USL = Upper Specification Limit

LSL = Lower Specification Limit

The “customer” defines your specification limits. The customer can be an external entity (like who you sell your product to) or internal (the next department in line). If your customer needs the part width to be 0.50” +/- 0.03, then your specification limits are USL = 0.53” and LSL = 0.47”. Specification limits are also referred to as “spec limits” or tolerances.

Specification limits are different from Control limits. Control limits are guiding values calculated based on the amount of variation in the process. One measure of variation is standard deviation*. A common application of control limits is the mean +/- three standard deviations. For example, if the average part width measurement is 0.50” and the variation in measurement has a standard deviation of 0.005”, then the control limits are UCL = 0.515” and LCL = 0.485” (based on 3 standard deviations).

When measured data points fall within the control limits, the process is considered “in control”. Sigma σ is the Greek symbol used in statistics to represent standard deviation. The term “Six Sigma” refers to the common practice of using +/- 3 standard deviations about the mean to calculate control limits.

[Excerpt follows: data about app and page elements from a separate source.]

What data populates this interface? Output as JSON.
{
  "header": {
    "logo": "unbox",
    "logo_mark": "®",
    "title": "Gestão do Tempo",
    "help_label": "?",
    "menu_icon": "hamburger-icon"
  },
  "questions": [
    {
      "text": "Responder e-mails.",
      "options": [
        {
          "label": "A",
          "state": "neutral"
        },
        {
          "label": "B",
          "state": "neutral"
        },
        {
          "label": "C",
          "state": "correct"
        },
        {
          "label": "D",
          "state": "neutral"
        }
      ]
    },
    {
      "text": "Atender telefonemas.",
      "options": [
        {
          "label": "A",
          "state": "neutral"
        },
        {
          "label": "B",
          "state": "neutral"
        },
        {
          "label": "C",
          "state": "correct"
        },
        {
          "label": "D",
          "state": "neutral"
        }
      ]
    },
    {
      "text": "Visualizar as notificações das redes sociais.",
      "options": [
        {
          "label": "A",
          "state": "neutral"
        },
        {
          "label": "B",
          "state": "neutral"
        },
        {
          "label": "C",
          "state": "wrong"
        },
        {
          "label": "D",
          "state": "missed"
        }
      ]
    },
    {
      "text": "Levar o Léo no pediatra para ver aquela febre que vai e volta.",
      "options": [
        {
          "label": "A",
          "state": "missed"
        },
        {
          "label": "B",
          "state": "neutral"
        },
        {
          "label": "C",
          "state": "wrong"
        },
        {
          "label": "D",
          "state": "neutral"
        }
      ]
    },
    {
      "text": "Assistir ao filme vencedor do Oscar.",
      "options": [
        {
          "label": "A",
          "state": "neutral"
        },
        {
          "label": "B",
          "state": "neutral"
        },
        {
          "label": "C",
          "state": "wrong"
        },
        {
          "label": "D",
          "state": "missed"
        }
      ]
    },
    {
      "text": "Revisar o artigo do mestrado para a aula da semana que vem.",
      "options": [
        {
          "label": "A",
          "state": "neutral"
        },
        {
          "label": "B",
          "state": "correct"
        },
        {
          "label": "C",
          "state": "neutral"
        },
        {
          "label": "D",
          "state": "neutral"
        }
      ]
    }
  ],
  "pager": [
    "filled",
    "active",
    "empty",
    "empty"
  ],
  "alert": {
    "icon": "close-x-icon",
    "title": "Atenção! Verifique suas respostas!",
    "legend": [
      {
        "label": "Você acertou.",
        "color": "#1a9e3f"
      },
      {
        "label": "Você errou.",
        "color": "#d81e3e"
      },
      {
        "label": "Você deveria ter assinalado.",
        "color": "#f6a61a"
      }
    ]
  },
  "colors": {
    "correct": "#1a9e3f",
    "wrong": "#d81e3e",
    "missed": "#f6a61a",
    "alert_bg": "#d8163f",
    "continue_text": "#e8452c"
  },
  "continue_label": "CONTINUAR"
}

**There are several different methods available for calculating standard deviation. Consult a statistician to determine which method is appropriate for your application.*